A keen dissector of our public facades, Belber applies his signature style to "The Power of Duff," but the criticism is equally distributed. "I possibly take shots—not at religion, but at the extremities of both people who take themselves too seriously in a proselytizing kind of way and people who are so cynical as to be leaving themselves no choice of spirituality."

"Fortress of Solitude"
Director Daniel Aukin; book by Itamar Moses; music-lyrics by Michael Friedman.
Performances June 29-July 1

Daniel Aukin is more than the director of "Fortress of Solitude"; he is its midwife. When he read the 2003 novel by literary darling Jonathan Lethem, he was inspired by the sprawling semiautobiographical epic about two boys—Dylan Ebdus and Mingus Rude—growing up on the same block in Brooklyn during the 1970s. He reached out to the author with the idea of a musical "and we began a long conversation that lasted, on and off, for several months."

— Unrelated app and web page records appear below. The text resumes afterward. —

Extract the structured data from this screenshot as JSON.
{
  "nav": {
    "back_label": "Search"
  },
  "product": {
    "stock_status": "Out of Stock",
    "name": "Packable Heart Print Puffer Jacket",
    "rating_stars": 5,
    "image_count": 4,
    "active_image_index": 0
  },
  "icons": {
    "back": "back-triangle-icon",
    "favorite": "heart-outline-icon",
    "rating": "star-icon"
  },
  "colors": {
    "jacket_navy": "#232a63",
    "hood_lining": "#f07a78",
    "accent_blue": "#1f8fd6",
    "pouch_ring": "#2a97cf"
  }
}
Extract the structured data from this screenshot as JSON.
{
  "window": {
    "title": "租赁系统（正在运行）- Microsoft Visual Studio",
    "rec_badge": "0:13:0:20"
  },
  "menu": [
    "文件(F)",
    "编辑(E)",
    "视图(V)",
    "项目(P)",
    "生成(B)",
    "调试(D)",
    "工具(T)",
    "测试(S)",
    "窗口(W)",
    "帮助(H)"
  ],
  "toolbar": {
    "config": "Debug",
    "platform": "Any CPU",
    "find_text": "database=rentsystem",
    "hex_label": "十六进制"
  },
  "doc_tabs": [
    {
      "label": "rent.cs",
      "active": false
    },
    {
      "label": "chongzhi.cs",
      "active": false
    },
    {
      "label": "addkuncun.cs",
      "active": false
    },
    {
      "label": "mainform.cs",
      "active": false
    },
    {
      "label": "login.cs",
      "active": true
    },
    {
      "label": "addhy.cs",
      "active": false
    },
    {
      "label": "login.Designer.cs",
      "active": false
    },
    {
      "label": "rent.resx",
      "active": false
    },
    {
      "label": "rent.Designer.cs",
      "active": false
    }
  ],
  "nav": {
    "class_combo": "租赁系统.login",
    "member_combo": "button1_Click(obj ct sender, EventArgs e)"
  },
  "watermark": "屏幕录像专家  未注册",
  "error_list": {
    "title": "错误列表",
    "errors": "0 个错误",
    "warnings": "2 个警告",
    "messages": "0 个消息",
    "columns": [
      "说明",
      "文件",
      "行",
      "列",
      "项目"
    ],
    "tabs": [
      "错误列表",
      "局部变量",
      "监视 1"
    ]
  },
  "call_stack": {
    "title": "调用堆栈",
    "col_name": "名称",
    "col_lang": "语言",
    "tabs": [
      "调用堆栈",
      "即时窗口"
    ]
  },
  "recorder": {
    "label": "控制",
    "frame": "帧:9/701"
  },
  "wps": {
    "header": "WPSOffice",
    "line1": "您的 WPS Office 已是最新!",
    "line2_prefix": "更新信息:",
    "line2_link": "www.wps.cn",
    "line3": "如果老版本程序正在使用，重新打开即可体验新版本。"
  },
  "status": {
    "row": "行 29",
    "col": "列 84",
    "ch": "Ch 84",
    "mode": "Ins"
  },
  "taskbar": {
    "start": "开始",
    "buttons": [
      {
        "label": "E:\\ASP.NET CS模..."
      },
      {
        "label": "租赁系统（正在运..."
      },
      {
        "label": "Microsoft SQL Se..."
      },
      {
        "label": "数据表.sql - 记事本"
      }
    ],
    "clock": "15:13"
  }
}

Lethem was eventually convinced by Aukin, who is currently on Broadway with the hit "4,000 Miles," so the director assembled a creative team to reconfigure the tale, an allegory for the cultural and musical highs and lows of black America from the 1970s through the 1990s.

Composer Michael Friedman has created a score that offers pastiches of music ranging from doo-wop to soul to rap, making tonal nods to sonic pioneers. The result is an aural scrapbook of the era, starring a Temptations-like group called The Subtle Distinctions. "When certain moments in your life are occurring," Aukin says, "even innocuous pop tunes can become intertwined, almost like smell, with a certain memory of a certain moment in your life. And I felt like that was sort of a touchstone to how music in a novel might find an analog in musical theater."

The greatest challenge was Lethem's story, which runs more than 500 pages. Librettist Itamar Moses and Aukin pledged "to take on basically the full span of the novel," Aukin says. But they backed off from a literal retelling "with the aim and intention that the [musical] could stand up on its own as something obviously, intimately connected with the novel, but at the same time, its own thing that stands as a piece of musical theater in its own right."

While the Lethem storyline of a magic ring will appear in the musical, another narrative detail will not: the brief sexual relationship between the two leads, depicted in the book as a frantic bid for connection.

While the subplot was retained in several drafts of the libretto, it was eventually jettisoned, Aukin says, to avoid sensationalizing, because "it felt to us like, physicalizing that [friendship] romantically was secondary to making sure that bond and that sense of closeness was part of the storytelling."

Powerhouse Theater at Vassar College, June 22 to July 29. (845) 437-5599;

Comments (0)
Add a Comment
  • or

Support Chronogram